I mean we parents. We each think our own children are sweet and innocent.
What is 'innocent' anyway? Most people think that it is something like "Not knowing evil." And they're half right.
It's really "Not knowing good and evil." Like Adam and Eve. In other words, not knowing right from wrong.
Your child is sunny and sweet around you. Well, enough of the time. But children in general are evil little bastards. Ask any teacher. Ask anyone who was picked on in school. Ask a man who was a gay child in a school 10 years ago.
School is an ordeal for most kids, socially. Those who have fond memories of it are the exception.
Yet we persist in our delusion that children are sweet and innocent. Why? Why do we want to believe that so badly that we close our eyes to the truth? Even the Bible says that we are not born without sin.
Believing in this 'innocence' myth, we turn our faces away, ignore what is going on, what our children are subjected to. And what they are doing.
Jared Laughner's parents, according to reports I'm hearing from his school mates, should have had him in therapy. Why didn't they? Probably because parents are blind to the faults of their own children.
We need to get rid of this notion that our children are perfect, that they have no evil in their hearts. I'll grant you that it isn't "evil" - it's simple unawareness of the feelings and rights, the 'personness' of other people. It's normal, but it's exactly what we hope to be teaching them about.
I remember a minor incident from a few years ago. A small boy, probably about 7, was going along the meat case at the supermarket, systematically sticking his finger through the plastic wrap of the cuts of meat. Kindly but firmly, I told him that he must not do that. His mother, who had been across the aisle, came over and jerked him away saying to me, "I'M taking care of him!"
Well, excuse me lady, but you were not.
Another time, many years ago, a neighbor child was throwing bits of gravel at my car. I took the child's hand and had her touch the car. I called her attention to how smooth and pretty the paint was, and told her that throwing gravel at the car would ruin that. Her mother came along, snatched her away and yelled, "She didn't damage your car and you know it!" No, lady, she didn't. That wasn't the point. What do you want her to end up doing in her ignorance?

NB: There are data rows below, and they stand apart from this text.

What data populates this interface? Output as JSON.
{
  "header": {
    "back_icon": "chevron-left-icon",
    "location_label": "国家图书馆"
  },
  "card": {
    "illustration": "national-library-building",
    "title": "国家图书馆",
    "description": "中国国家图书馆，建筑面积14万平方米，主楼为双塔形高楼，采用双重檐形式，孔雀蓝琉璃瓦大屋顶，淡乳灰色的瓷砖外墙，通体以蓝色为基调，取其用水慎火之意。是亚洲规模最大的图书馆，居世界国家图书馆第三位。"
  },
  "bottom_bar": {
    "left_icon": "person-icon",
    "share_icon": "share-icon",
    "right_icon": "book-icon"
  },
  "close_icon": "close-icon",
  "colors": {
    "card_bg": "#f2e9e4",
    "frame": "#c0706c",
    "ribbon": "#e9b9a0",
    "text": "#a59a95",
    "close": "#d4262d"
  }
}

Used to be they would say that it takes a community to raise a child. Today, anyone who comes near our child is considered a threat, and automatically wrong. There are reasons for this. But if we are going to take total responsibility for our children, then we need to TAKE that responsibility, and realize that children are NOT adults. They do not have the experience, or the brain wiring to behave as adults. They are wired to do what they need to do to survive, and that means pushing all limits until there are unpleasant consequences.

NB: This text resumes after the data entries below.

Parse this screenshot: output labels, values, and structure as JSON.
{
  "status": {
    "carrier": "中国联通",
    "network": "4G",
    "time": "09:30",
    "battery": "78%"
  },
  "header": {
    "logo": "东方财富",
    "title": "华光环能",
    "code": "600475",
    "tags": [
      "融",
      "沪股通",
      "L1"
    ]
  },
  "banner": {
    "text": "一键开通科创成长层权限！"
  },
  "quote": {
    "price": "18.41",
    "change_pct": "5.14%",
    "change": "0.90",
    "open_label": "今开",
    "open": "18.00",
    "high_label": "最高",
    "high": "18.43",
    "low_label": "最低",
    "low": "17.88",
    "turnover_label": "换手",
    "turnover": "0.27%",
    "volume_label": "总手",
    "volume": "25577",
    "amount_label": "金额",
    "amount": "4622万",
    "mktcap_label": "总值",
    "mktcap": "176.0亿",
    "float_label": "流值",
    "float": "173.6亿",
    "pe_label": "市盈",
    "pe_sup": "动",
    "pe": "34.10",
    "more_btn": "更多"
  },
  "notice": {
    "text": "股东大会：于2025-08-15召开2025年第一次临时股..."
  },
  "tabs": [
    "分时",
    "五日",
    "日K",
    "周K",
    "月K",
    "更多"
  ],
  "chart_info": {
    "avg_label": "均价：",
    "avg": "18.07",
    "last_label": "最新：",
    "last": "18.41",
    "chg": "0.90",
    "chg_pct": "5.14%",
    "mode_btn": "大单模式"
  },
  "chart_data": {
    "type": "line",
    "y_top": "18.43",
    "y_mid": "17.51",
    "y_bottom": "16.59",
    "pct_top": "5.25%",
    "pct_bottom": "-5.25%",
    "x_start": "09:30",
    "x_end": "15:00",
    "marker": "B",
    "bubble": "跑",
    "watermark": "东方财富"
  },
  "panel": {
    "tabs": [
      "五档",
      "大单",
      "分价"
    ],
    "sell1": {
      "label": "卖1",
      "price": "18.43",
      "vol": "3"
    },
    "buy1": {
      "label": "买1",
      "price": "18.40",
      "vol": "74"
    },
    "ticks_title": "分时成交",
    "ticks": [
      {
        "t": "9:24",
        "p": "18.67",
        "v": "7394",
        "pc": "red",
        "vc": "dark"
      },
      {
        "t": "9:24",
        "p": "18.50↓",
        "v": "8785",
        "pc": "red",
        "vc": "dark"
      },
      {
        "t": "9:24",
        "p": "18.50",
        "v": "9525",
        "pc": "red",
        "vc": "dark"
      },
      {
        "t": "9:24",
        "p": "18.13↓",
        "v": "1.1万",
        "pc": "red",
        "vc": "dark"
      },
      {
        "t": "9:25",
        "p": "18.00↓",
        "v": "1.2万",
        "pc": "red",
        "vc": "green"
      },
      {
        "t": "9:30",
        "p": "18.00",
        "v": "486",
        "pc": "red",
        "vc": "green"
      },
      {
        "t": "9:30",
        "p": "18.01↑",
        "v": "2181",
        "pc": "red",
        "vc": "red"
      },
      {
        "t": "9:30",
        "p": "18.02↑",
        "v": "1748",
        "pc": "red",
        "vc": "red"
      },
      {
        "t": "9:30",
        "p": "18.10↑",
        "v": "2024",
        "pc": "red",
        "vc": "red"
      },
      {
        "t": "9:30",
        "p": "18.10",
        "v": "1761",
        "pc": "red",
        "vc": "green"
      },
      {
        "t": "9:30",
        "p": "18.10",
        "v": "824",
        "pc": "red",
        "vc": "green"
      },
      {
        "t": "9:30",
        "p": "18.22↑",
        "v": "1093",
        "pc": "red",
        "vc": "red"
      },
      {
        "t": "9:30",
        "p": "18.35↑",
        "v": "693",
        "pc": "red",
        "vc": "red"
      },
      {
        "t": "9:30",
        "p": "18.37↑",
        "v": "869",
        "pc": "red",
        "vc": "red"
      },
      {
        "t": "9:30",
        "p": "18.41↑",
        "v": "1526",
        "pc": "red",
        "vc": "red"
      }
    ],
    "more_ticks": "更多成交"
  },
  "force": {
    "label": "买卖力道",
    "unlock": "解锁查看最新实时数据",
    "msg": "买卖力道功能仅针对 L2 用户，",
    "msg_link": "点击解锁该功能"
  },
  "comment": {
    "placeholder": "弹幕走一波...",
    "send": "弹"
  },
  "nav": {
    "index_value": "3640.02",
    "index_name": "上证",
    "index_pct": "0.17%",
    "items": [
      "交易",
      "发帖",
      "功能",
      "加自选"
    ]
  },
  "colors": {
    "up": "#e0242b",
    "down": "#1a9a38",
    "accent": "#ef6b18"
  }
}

This is why I object so strongly to a child being tried as an adult for a violent crime. It isn't the child's fault. Children have not learned to restrain violent impulses. Once that child becomes an adult, he must restrain himself or face the consequences, but children are not capable of that. When a child is in an intolerable situation, he *will* lash out one way or another, begging for help. Instead we totally destroy their lives, putting them in prison where they learn to be completely antisocial.
Another incident: Friend of Son's, named Mark. Mark's parents were pretty good, actually. But Mark was picked on in school - laughed at, teased, and beaten up. He took to carrying a knife and one day he used it.
Mark, who had always restrained himself, who had been cruelly treated, was now the bad guy. They sent him to reform school. Ironically, this worked for him. While he hated the reform school and the kids he had to put up with there (no better than at home - he still didn't have social skills), when he got out he had a 'bad ass' reputation, and was left alone. It would be interesting to know what became of him.
I sent my daughter to a private school for two years, thinking that she would receive a better education. Like all my kids, and myself, she was teased and picked on. I noticed that any time she fought back, it was she who was caught and she who was punished. The perpetrators continued to get away with it.
We are backward about our children. Totally backward. Until we learn, as a society, what psychologists already know; that children are not mini adults, we will never improve. We are likely, in fact, to continue to decline.